Who are you? Who are we?” So begins Rebecca Solnit’s A Paradise Built in Hell: The Extraordinary Communities That Arise in Disaster, which Alta Journal’s California Book Club will discuss on September 23 at 5 p.m. “In times of crisis,” she continues, “these are life-and-death questions.” As readers living in the midst of an ongoing emergency—the first pandemic in a century—these questions are deeply relevant. While they may sound philosophical, they serve practical ends: they immediately invite readers to regard themselves as not only individuals (“you”), but also part of a collective, the larger society (“we”).
The prelude to A Paradise Built in Hell gives readers a road map, a sense of where Solnit is headed and the route she’ll travel to get there, an investigation into human behavior in different disasters. In the popular imagination, communities facing catastrophe involve panicked crowds, screaming, people trampling over one another as they flee or rush to seize dwindling resources like food or water. This imagery has been peddled by governments, Hollywood, and much news media to great, often tragic, effect. By opening her book with two simple, existential questions rather than with a dramatic scene, Solnit lends gravitas to her subject matter.

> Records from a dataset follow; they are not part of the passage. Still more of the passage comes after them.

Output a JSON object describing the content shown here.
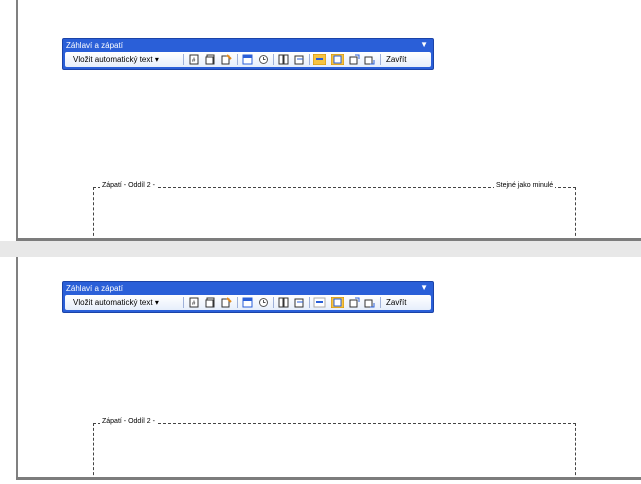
{
  "toolbar": {
    "title": "Záhlaví a zápatí",
    "insert_autotext": "Vložit automatický text",
    "close": "Zavřít"
  },
  "footer": {
    "label": "Zápatí - Oddíl 2 -",
    "same_as_previous": "Stejné jako minulé"
  },
  "icons": [
    "insert-page-number-icon",
    "insert-number-of-pages-icon",
    "format-page-number-icon",
    "insert-date-icon",
    "insert-time-icon",
    "page-setup-icon",
    "show-hide-text-icon",
    "link-to-previous-icon",
    "switch-header-footer-icon",
    "show-previous-icon",
    "show-next-icon"
  ]
}
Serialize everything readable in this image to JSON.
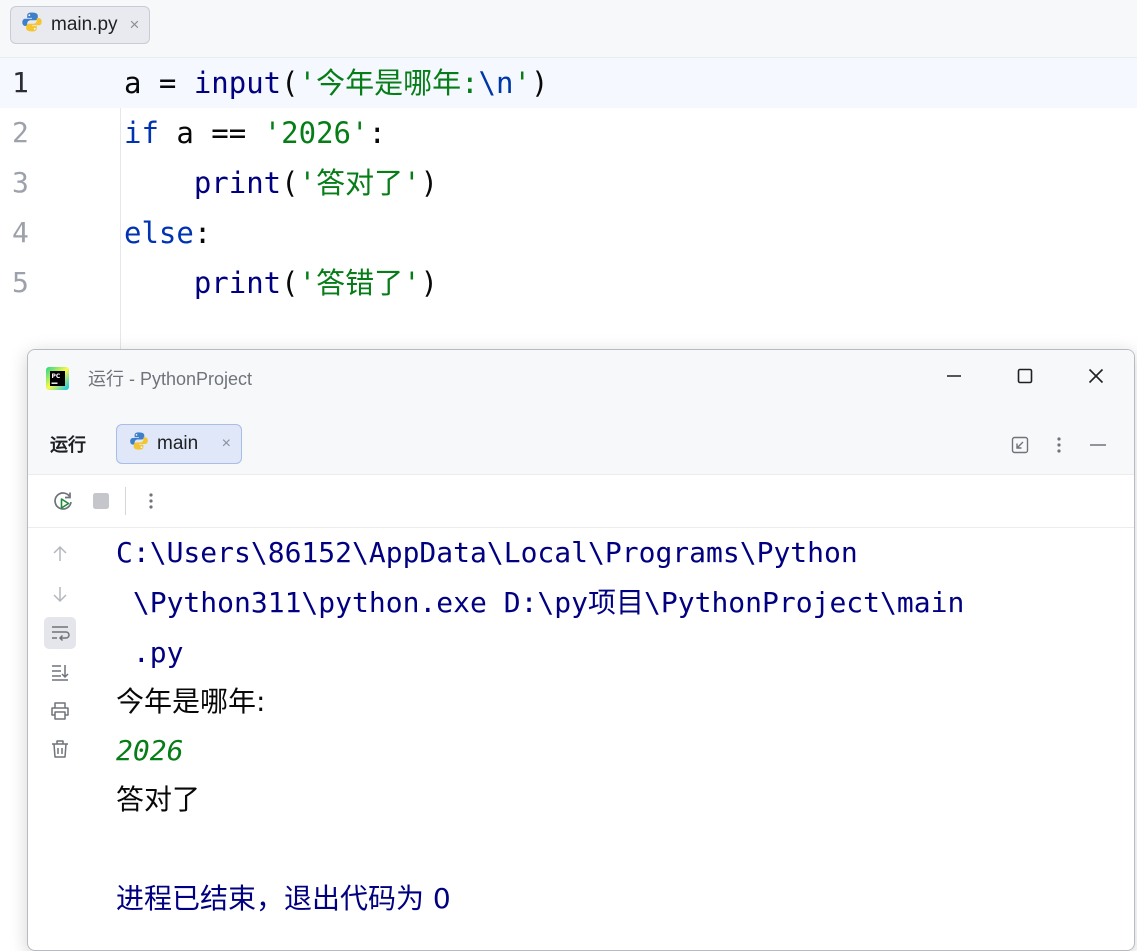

Within the opening paragraphs, Solnit addresses the false narratives about brutishness and mayhem in New Orleans following Hurricane Katrina and how they compounded the disaster. These storylines encouraged government officials, police, and the National Guard to regard the vulnerable as the dangerous, turning the arm of the law against the very people who most needed help.
The prelude also recalibrates our expectations for disaster narratives. “In the wake of an earthquake, a bombing, or a major storm,” Solnit argues, “most people are altruistic, urgently engaged in caring for themselves and those around them, strangers and neighbors as well as friends and loved ones. The image of the selfish, panicky, or regressively savage human being in times of disaster has little truth to it. Decades of meticulous sociological research on behavior in disasters, from the bombings of World War II to floods, tornadoes, earthquakes, and storms across the continent and around the world, have demonstrated this. But belief lags behind, and often the worst behavior in the wake of a calamity is on the part of those who believe that others will behave savagely and that they themselves are taking defensive measures against barbarism.”
The imagery of violent, chaotic masses we’ve been primed to expect is usually not only inaccurate but flat-out wrong. After Katrina, Solnit reminds us, most people cared for one another, providing protection even to strangers.
Bolstered by research, Solnit’s thesis is considered in one immersive anecdote after another. It’s all too easy, especially in a nation that we know is full of divisions and schisms, to believe we must fend for ourselves; indeed, American cultural messaging frequently focuses on the needs of the lone individual rather than those of the community. But if there’s something we can learn from disasters it is that in times of crisis, as Solnit argues throughout the book, most people are altruistic.
Our beliefs matter. If each of us individually believes that the collective will act badly, exploit our weaknesses, and abandon us to fend for ourselves, might we not act on that belief? In reality, no. Solnit directs our attention to evidence that when pressed up against our own fear and vulnerability, as well as that of others, most of us won’t betray our fellow humans. When strangers deeply need our assistance due to earthquakes or explosions, most of us will choose to give shelter and food and aid.
Few of us yearn for disaster. In fact, most of us probably fear it, especially in a media ecosystem that allows us to see the calamities taking place both near and far on any given day, beaming images of sooty-faced or drenched or exhausted survivors into our living rooms and onto our devices. Solnit asks us to look deeper, not in order to discount or reduce these images, for she does not romanticize disaster, but in order to recognize that there is more to the story. There is cooperation, compassion, mutual aid, and even exhilaration and a kind of joy.
Disaster, then, is the lens Solnit uses to explore and insist that we recognize our generous selves, our complicated and unexpected emotional landscapes, and, ultimately, the moving reality of our shared humanity.•
To join Alta’s California Book Club conversation with Solnit on September 23 at 5 p.m. Pacific time, click here.
We also invite you to join us and your fellow CBC members in the Alta Clubhouse for an ongoing conversation about A Paradise Built in Hell: